Complex Bayesian models: construction, and sampling strategies

Resource type
Thesis type
(Thesis) Ph.D.
Date created
2011-10-17
Authors/Contributors
Abstract
Bayesian models are useful tools for realistically modeling processes occurring in the real world. In particular, we consider models for spatio-temporal data where the response vector is compositional, ie. has components that sum-to-one. A unique multivariate conditional hierarchical model (MVCAR) is proposed. Statistical methods for MVCAR models are well developed and we extend these tools for use with a discrete compositional response. We harness the advantages of an MVCAR model when the response variables of interest are relational, rather than absolute measures.
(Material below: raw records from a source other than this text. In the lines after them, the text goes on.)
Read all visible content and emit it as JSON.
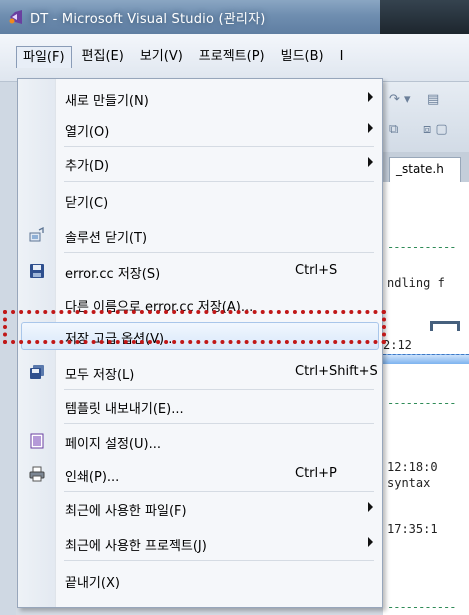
{
  "window": {
    "title": "DT - Microsoft Visual Studio (관리자)",
    "app_icon": "visual-studio-icon"
  },
  "menubar": {
    "items": [
      {
        "label": "파일(F)",
        "active": true
      },
      {
        "label": "편집(E)"
      },
      {
        "label": "보기(V)"
      },
      {
        "label": "프로젝트(P)"
      },
      {
        "label": "빌드(B)"
      },
      {
        "label": "I"
      }
    ]
  },
  "background": {
    "tab_label": "_state.h",
    "code_lines": [
      "ndling f",
      "2:12",
      "12:18:0",
      "syntax",
      "17:35:1"
    ]
  },
  "file_menu": {
    "items": [
      {
        "label": "새로 만들기(N)",
        "submenu": true
      },
      {
        "label": "열기(O)",
        "submenu": true
      },
      {
        "label": "추가(D)",
        "submenu": true
      },
      {
        "label": "닫기(C)"
      },
      {
        "label": "솔루션 닫기(T)",
        "icon": "close-solution-icon"
      },
      {
        "label": "error.cc 저장(S)",
        "shortcut": "Ctrl+S",
        "icon": "save-icon"
      },
      {
        "label": "다른 이름으로 error.cc 저장(A)..."
      },
      {
        "label": "저장 고급 옵션(V)...",
        "highlighted": true
      },
      {
        "label": "모두 저장(L)",
        "shortcut": "Ctrl+Shift+S",
        "icon": "save-all-icon"
      },
      {
        "label": "템플릿 내보내기(E)..."
      },
      {
        "label": "페이지 설정(U)...",
        "icon": "page-setup-icon"
      },
      {
        "label": "인쇄(P)...",
        "shortcut": "Ctrl+P",
        "icon": "print-icon"
      },
      {
        "label": "최근에 사용한 파일(F)",
        "submenu": true
      },
      {
        "label": "최근에 사용한 프로젝트(J)",
        "submenu": true
      },
      {
        "label": "끝내기(X)"
      }
    ]
  },
  "colors": {
    "highlight_border": "#a9c6ea",
    "annotation_red": "#c01818"
  }
}
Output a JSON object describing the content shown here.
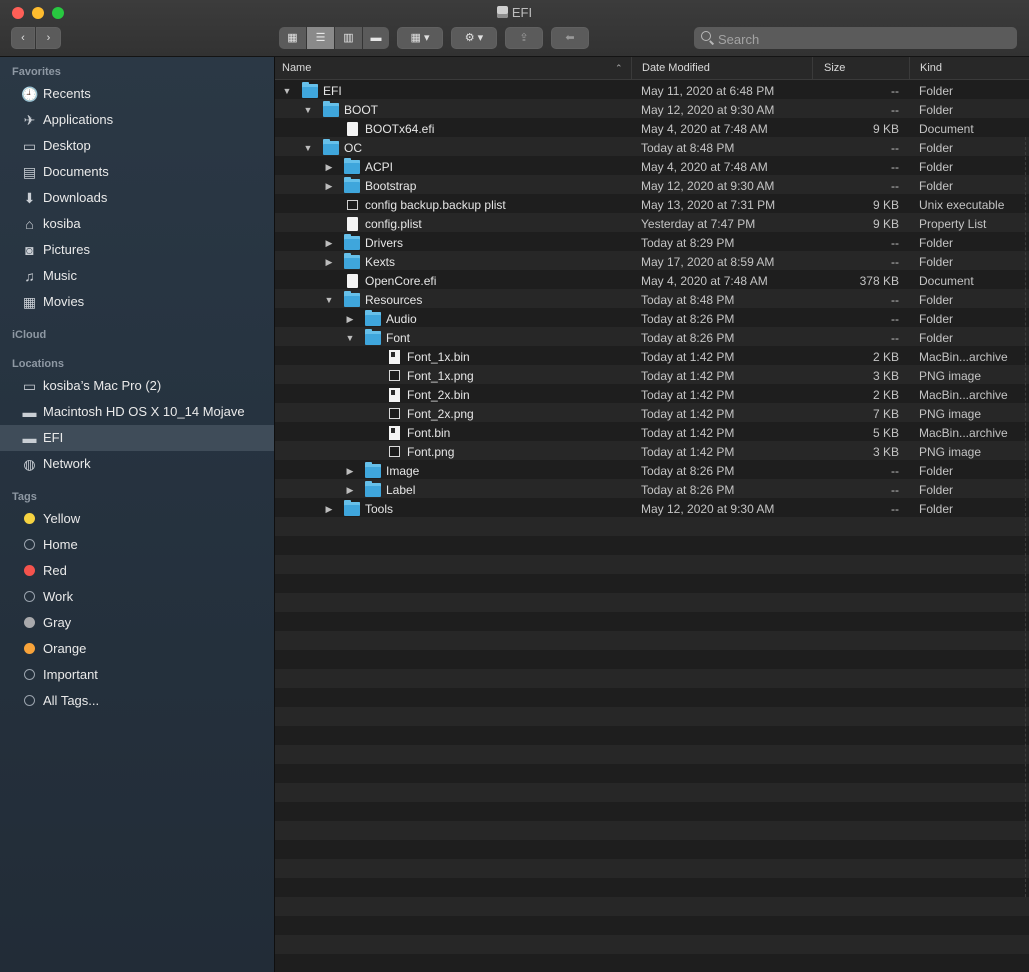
{
  "window": {
    "title": "EFI"
  },
  "toolbar": {
    "back_glyph": "‹",
    "forward_glyph": "›",
    "view_icons": [
      "▦",
      "☰",
      "▥",
      "▬"
    ],
    "group_glyph": "▦ ▾",
    "gear_glyph": "⚙ ▾",
    "share_glyph": "⇪",
    "tag_glyph": "⬅",
    "search_placeholder": "Search"
  },
  "sidebar": {
    "favorites_title": "Favorites",
    "favorites": [
      {
        "label": "Recents",
        "icon": "clock-icon",
        "glyph": "🕘"
      },
      {
        "label": "Applications",
        "icon": "applications-icon",
        "glyph": "✈"
      },
      {
        "label": "Desktop",
        "icon": "desktop-icon",
        "glyph": "▭"
      },
      {
        "label": "Documents",
        "icon": "documents-icon",
        "glyph": "▤"
      },
      {
        "label": "Downloads",
        "icon": "downloads-icon",
        "glyph": "⬇"
      },
      {
        "label": "kosiba",
        "icon": "home-icon",
        "glyph": "⌂"
      },
      {
        "label": "Pictures",
        "icon": "camera-icon",
        "glyph": "◙"
      },
      {
        "label": "Music",
        "icon": "music-icon",
        "glyph": "♫"
      },
      {
        "label": "Movies",
        "icon": "movies-icon",
        "glyph": "▦"
      }
    ],
    "icloud_title": "iCloud",
    "locations_title": "Locations",
    "locations": [
      {
        "label": "kosiba’s Mac Pro (2)",
        "icon": "computer-icon",
        "glyph": "▭"
      },
      {
        "label": "Macintosh HD OS X 10_14 Mojave",
        "icon": "disk-icon",
        "glyph": "▬"
      },
      {
        "label": "EFI",
        "icon": "disk-icon",
        "glyph": "▬"
      },
      {
        "label": "Network",
        "icon": "network-icon",
        "glyph": "◍"
      }
    ],
    "tags_title": "Tags",
    "tags": [
      {
        "label": "Yellow",
        "color": "#f6d341"
      },
      {
        "label": "Home",
        "color": ""
      },
      {
        "label": "Red",
        "color": "#f5534d"
      },
      {
        "label": "Work",
        "color": ""
      },
      {
        "label": "Gray",
        "color": "#a9a9ac"
      },
      {
        "label": "Orange",
        "color": "#f8a33a"
      },
      {
        "label": "Important",
        "color": ""
      },
      {
        "label": "All Tags...",
        "color": ""
      }
    ]
  },
  "columns": {
    "name": "Name",
    "date": "Date Modified",
    "size": "Size",
    "kind": "Kind"
  },
  "files": [
    {
      "name": "EFI",
      "date": "May 11, 2020 at 6:48 PM",
      "size": "--",
      "kind": "Folder",
      "depth": 0,
      "type": "folder",
      "disclosure": "open"
    },
    {
      "name": "BOOT",
      "date": "May 12, 2020 at 9:30 AM",
      "size": "--",
      "kind": "Folder",
      "depth": 1,
      "type": "folder",
      "disclosure": "open"
    },
    {
      "name": "BOOTx64.efi",
      "date": "May 4, 2020 at 7:48 AM",
      "size": "9 KB",
      "kind": "Document",
      "depth": 2,
      "type": "doc",
      "disclosure": ""
    },
    {
      "name": "OC",
      "date": "Today at 8:48 PM",
      "size": "--",
      "kind": "Folder",
      "depth": 1,
      "type": "folder",
      "disclosure": "open"
    },
    {
      "name": "ACPI",
      "date": "May 4, 2020 at 7:48 AM",
      "size": "--",
      "kind": "Folder",
      "depth": 2,
      "type": "folder",
      "disclosure": "closed"
    },
    {
      "name": "Bootstrap",
      "date": "May 12, 2020 at 9:30 AM",
      "size": "--",
      "kind": "Folder",
      "depth": 2,
      "type": "folder",
      "disclosure": "closed"
    },
    {
      "name": "config backup.backup plist",
      "date": "May 13, 2020 at 7:31 PM",
      "size": "9 KB",
      "kind": "Unix executable",
      "depth": 2,
      "type": "exec",
      "disclosure": ""
    },
    {
      "name": "config.plist",
      "date": "Yesterday at 7:47 PM",
      "size": "9 KB",
      "kind": "Property List",
      "depth": 2,
      "type": "doc",
      "disclosure": ""
    },
    {
      "name": "Drivers",
      "date": "Today at 8:29 PM",
      "size": "--",
      "kind": "Folder",
      "depth": 2,
      "type": "folder",
      "disclosure": "closed"
    },
    {
      "name": "Kexts",
      "date": "May 17, 2020 at 8:59 AM",
      "size": "--",
      "kind": "Folder",
      "depth": 2,
      "type": "folder",
      "disclosure": "closed"
    },
    {
      "name": "OpenCore.efi",
      "date": "May 4, 2020 at 7:48 AM",
      "size": "378 KB",
      "kind": "Document",
      "depth": 2,
      "type": "doc",
      "disclosure": ""
    },
    {
      "name": "Resources",
      "date": "Today at 8:48 PM",
      "size": "--",
      "kind": "Folder",
      "depth": 2,
      "type": "folder",
      "disclosure": "open"
    },
    {
      "name": "Audio",
      "date": "Today at 8:26 PM",
      "size": "--",
      "kind": "Folder",
      "depth": 3,
      "type": "folder",
      "disclosure": "closed"
    },
    {
      "name": "Font",
      "date": "Today at 8:26 PM",
      "size": "--",
      "kind": "Folder",
      "depth": 3,
      "type": "folder",
      "disclosure": "open"
    },
    {
      "name": "Font_1x.bin",
      "date": "Today at 1:42 PM",
      "size": "2 KB",
      "kind": "MacBin...archive",
      "depth": 4,
      "type": "bin",
      "disclosure": ""
    },
    {
      "name": "Font_1x.png",
      "date": "Today at 1:42 PM",
      "size": "3 KB",
      "kind": "PNG image",
      "depth": 4,
      "type": "img",
      "disclosure": ""
    },
    {
      "name": "Font_2x.bin",
      "date": "Today at 1:42 PM",
      "size": "2 KB",
      "kind": "MacBin...archive",
      "depth": 4,
      "type": "bin",
      "disclosure": ""
    },
    {
      "name": "Font_2x.png",
      "date": "Today at 1:42 PM",
      "size": "7 KB",
      "kind": "PNG image",
      "depth": 4,
      "type": "img",
      "disclosure": ""
    },
    {
      "name": "Font.bin",
      "date": "Today at 1:42 PM",
      "size": "5 KB",
      "kind": "MacBin...archive",
      "depth": 4,
      "type": "bin",
      "disclosure": ""
    },
    {
      "name": "Font.png",
      "date": "Today at 1:42 PM",
      "size": "3 KB",
      "kind": "PNG image",
      "depth": 4,
      "type": "img",
      "disclosure": ""
    },
    {
      "name": "Image",
      "date": "Today at 8:26 PM",
      "size": "--",
      "kind": "Folder",
      "depth": 3,
      "type": "folder",
      "disclosure": "closed"
    },
    {
      "name": "Label",
      "date": "Today at 8:26 PM",
      "size": "--",
      "kind": "Folder",
      "depth": 3,
      "type": "folder",
      "disclosure": "closed"
    },
    {
      "name": "Tools",
      "date": "May 12, 2020 at 9:30 AM",
      "size": "--",
      "kind": "Folder",
      "depth": 2,
      "type": "folder",
      "disclosure": "closed"
    }
  ]
}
Drawbacks that exist in current modeling approaches for such data are addressed. Following this, we consider the role of sample selection as a way to support, and to improve the robustness, of Bayesian hierarchical models. We develop guidelines for cre- ating ignorable sampling approaches for complex Bayesian models. This is demonstrated through development of approaches appropriate for our MVCAR model. In particular, a response dependent adaptive approach based on exact sample size requirements for multi- nomial data is offered. We initiate a context for considering ‘optimality’ of different sampling methods when the criteria being optimized is a surface, not a scalar. Our optimality evaluation approach is unified with literature about Bayesianly justifiable simulation approaches, including poste- rior predictive checks. An example from Fraser River Sockeye salmon fisheries where compositional data pro- vides information about stock run-timings during spawning migration and motivates this work. Such monitoring data with spatial or temporal components occur in a wide variety of applications. Technologies for both measurement and data storage have improved; data are better and there is more of it. Concurrently, society has become more aware of its important relationship to understanding and managing complex natural systems.
Document
Identifier
etd6896
Copyright statement
Copyright is held by the author.
Permissions
The author granted permission for the file to be printed and for the text to be copied and pasted.
Scholarly level
Supervisor or Senior Supervisor
Thesis advisor: Thompson, Steven
Attachment Size
etd6896_CHuston.pdf 11.57 MB